> TASK TO COMPLETE:
Could you retype every entry below exactly as written?

> MATERIAL FOR THIS EXERCISE:

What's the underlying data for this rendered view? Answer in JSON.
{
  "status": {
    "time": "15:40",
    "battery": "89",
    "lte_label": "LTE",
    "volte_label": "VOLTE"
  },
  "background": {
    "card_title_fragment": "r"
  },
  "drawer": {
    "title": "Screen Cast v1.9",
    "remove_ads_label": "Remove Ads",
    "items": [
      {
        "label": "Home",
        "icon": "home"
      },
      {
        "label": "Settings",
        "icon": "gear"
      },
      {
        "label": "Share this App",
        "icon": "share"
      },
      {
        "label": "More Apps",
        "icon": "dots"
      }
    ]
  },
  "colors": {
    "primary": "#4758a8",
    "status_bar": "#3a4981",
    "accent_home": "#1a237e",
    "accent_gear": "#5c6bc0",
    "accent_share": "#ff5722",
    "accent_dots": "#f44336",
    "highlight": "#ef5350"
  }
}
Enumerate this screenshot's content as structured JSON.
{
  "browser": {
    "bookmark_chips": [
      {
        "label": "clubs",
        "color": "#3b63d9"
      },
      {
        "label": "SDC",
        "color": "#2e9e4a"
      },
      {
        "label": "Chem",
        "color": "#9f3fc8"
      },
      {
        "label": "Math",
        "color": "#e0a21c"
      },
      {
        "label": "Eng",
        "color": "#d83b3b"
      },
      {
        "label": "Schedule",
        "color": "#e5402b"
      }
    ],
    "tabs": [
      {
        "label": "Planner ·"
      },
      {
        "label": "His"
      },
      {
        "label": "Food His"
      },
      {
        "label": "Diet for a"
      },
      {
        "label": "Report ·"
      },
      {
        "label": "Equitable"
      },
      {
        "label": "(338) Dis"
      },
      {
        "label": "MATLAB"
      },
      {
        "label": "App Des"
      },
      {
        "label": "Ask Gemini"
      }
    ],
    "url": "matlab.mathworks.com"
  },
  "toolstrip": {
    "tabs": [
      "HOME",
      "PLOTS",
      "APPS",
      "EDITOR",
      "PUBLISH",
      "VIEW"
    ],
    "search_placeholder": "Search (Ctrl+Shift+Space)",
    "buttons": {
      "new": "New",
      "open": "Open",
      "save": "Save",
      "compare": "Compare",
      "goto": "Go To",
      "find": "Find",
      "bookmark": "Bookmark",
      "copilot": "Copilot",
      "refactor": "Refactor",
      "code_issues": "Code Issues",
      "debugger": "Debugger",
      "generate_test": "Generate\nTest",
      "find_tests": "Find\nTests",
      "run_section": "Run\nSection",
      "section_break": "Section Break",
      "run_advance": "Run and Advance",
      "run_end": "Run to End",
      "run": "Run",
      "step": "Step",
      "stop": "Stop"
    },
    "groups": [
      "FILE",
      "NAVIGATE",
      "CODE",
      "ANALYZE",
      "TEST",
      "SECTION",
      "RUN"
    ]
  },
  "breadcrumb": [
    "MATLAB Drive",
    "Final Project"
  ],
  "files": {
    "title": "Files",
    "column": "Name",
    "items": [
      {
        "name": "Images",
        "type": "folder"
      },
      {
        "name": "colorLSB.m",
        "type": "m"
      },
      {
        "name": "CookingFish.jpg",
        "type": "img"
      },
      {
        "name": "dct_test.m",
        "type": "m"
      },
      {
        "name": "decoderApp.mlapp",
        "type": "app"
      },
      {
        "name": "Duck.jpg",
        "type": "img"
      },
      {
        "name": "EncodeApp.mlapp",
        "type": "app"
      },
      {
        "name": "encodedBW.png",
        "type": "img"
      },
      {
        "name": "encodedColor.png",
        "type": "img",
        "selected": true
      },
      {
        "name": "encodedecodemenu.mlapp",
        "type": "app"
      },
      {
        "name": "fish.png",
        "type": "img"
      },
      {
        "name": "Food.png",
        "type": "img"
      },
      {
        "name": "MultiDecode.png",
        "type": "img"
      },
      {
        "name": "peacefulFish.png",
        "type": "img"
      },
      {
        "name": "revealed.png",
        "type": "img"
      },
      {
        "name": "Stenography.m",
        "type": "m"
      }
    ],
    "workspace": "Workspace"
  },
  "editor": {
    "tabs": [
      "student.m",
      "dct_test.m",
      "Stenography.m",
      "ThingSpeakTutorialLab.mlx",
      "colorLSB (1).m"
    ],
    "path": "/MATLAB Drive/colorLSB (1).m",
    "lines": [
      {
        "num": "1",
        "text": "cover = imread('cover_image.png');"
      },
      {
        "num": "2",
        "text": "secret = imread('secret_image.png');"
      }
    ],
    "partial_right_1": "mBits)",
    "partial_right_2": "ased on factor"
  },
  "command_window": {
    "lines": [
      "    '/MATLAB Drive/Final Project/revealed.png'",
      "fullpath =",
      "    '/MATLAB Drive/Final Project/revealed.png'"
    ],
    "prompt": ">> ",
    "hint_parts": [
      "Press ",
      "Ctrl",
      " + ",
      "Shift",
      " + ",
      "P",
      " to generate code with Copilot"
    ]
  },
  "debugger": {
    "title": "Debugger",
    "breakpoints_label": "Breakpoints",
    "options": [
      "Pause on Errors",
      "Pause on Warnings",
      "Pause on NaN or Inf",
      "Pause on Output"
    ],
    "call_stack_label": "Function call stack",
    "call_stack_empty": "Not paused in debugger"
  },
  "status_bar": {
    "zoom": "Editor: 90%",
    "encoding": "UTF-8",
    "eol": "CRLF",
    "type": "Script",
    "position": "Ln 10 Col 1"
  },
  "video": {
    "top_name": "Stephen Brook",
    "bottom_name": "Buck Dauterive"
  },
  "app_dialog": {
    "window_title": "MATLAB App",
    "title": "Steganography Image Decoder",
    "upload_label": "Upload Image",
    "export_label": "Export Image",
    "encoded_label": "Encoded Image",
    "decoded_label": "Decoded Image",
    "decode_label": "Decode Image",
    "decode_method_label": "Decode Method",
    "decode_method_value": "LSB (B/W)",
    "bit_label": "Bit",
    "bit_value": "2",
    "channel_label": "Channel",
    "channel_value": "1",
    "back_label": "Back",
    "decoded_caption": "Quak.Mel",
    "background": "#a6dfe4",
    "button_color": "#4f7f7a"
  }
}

> OUTPUT:
What's the underlying data for this rendered view? Answer in JSON.
{
  "status": {
    "time": "15:40",
    "battery": "89",
    "lte_label": "LTE",
    "volte_label": "VOLTE"
  },
  "background": {
    "card_title_fragment": "r"
  },
  "drawer": {
    "title": "Screen Cast v1.9",
    "remove_ads_label": "Remove Ads",
    "items": [
      {
        "label": "Home",
        "icon": "home"
      },
      {
        "label": "Settings",
        "icon": "gear"
      },
      {
        "label": "Share this App",
        "icon": "share"
      },
      {
        "label": "More Apps",
        "icon": "dots"
      }
    ]
  },
  "colors": {
    "primary": "#4758a8",
    "status_bar": "#3a4981",
    "accent_home": "#1a237e",
    "accent_gear": "#5c6bc0",
    "accent_share": "#ff5722",
    "accent_dots": "#f44336",
    "highlight": "#ef5350"
  }
}
Enumerate this screenshot's content as structured JSON.
{
  "browser": {
    "bookmark_chips": [
      {
        "label": "clubs",
        "color": "#3b63d9"
      },
      {
        "label": "SDC",
        "color": "#2e9e4a"
      },
      {
        "label": "Chem",
        "color": "#9f3fc8"
      },
      {
        "label": "Math",
        "color": "#e0a21c"
      },
      {
        "label": "Eng",
        "color": "#d83b3b"
      },
      {
        "label": "Schedule",
        "color": "#e5402b"
      }
    ],
    "tabs": [
      {
        "label": "Planner ·"
      },
      {
        "label": "His"
      },
      {
        "label": "Food His"
      },
      {
        "label": "Diet for a"
      },
      {
        "label": "Report ·"
      },
      {
        "label": "Equitable"
      },
      {
        "label": "(338) Dis"
      },
      {
        "label": "MATLAB"
      },
      {
        "label": "App Des"
      },
      {
        "label": "Ask Gemini"
      }
    ],
    "url": "matlab.mathworks.com"
  },
  "toolstrip": {
    "tabs": [
      "HOME",
      "PLOTS",
      "APPS",
      "EDITOR",
      "PUBLISH",
      "VIEW"
    ],
    "search_placeholder": "Search (Ctrl+Shift+Space)",
    "buttons": {
      "new": "New",
      "open": "Open",
      "save": "Save",
      "compare": "Compare",
      "goto": "Go To",
      "find": "Find",
      "bookmark": "Bookmark",
      "copilot": "Copilot",
      "refactor": "Refactor",
      "code_issues": "Code Issues",
      "debugger": "Debugger",
      "generate_test": "Generate\nTest",
      "find_tests": "Find\nTests",
      "run_section": "Run\nSection",
      "section_break": "Section Break",
      "run_advance": "Run and Advance",
      "run_end": "Run to End",
      "run": "Run",
      "step": "Step",
      "stop": "Stop"
    },
    "groups": [
      "FILE",
      "NAVIGATE",
      "CODE",
      "ANALYZE",
      "TEST",
      "SECTION",
      "RUN"
    ]
  },
  "breadcrumb": [
    "MATLAB Drive",
    "Final Project"
  ],
  "files": {
    "title": "Files",
    "column": "Name",
    "items": [
      {
        "name": "Images",
        "type": "folder"
      },
      {
        "name": "colorLSB.m",
        "type": "m"
      },
      {
        "name": "CookingFish.jpg",
        "type": "img"
      },
      {
        "name": "dct_test.m",
        "type": "m"
      },
      {
        "name": "decoderApp.mlapp",
        "type": "app"
      },
      {
        "name": "Duck.jpg",
        "type": "img"
      },
      {
        "name": "EncodeApp.mlapp",
        "type": "app"
      },
      {
        "name": "encodedBW.png",
        "type": "img"
      },
      {
        "name": "encodedColor.png",
        "type": "img",
        "selected": true
      },
      {
        "name": "encodedecodemenu.mlapp",
        "type": "app"
      },
      {
        "name": "fish.png",
        "type": "img"
      },
      {
        "name": "Food.png",
        "type": "img"
      },
      {
        "name": "MultiDecode.png",
        "type": "img"
      },
      {
        "name": "peacefulFish.png",
        "type": "img"
      },
      {
        "name": "revealed.png",
        "type": "img"
      },
      {
        "name": "Stenography.m",
        "type": "m"
      }
    ],
    "workspace": "Workspace"
  },
  "editor": {
    "tabs": [
      "student.m",
      "dct_test.m",
      "Stenography.m",
      "ThingSpeakTutorialLab.mlx",
      "colorLSB (1).m"
    ],
    "path": "/MATLAB Drive/colorLSB (1).m",
    "lines": [
      {
        "num": "1",
        "text": "cover = imread('cover_image.png');"
      },
      {
        "num": "2",
        "text": "secret = imread('secret_image.png');"
      }
    ],
    "partial_right_1": "mBits)",
    "partial_right_2": "ased on factor"
  },
  "command_window": {
    "lines": [
      "    '/MATLAB Drive/Final Project/revealed.png'",
      "fullpath =",
      "    '/MATLAB Drive/Final Project/revealed.png'"
    ],
    "prompt": ">> ",
    "hint_parts": [
      "Press ",
      "Ctrl",
      " + ",
      "Shift",
      " + ",
      "P",
      " to generate code with Copilot"
    ]
  },
  "debugger": {
    "title": "Debugger",
    "breakpoints_label": "Breakpoints",
    "options": [
      "Pause on Errors",
      "Pause on Warnings",
      "Pause on NaN or Inf",
      "Pause on Output"
    ],
    "call_stack_label": "Function call stack",
    "call_stack_empty": "Not paused in debugger"
  },
  "status_bar": {
    "zoom": "Editor: 90%",
    "encoding": "UTF-8",
    "eol": "CRLF",
    "type": "Script",
    "position": "Ln 10 Col 1"
  },
  "video": {
    "top_name": "Stephen Brook",
    "bottom_name": "Buck Dauterive"
  },
  "app_dialog": {
    "window_title": "MATLAB App",
    "title": "Steganography Image Decoder",
    "upload_label": "Upload Image",
    "export_label": "Export Image",
    "encoded_label": "Encoded Image",
    "decoded_label": "Decoded Image",
    "decode_label": "Decode Image",
    "decode_method_label": "Decode Method",
    "decode_method_value": "LSB (B/W)",
    "bit_label": "Bit",
    "bit_value": "2",
    "channel_label": "Channel",
    "channel_value": "1",
    "back_label": "Back",
    "decoded_caption": "Quak.Mel",
    "background": "#a6dfe4",
    "button_color": "#4f7f7a"
  }
}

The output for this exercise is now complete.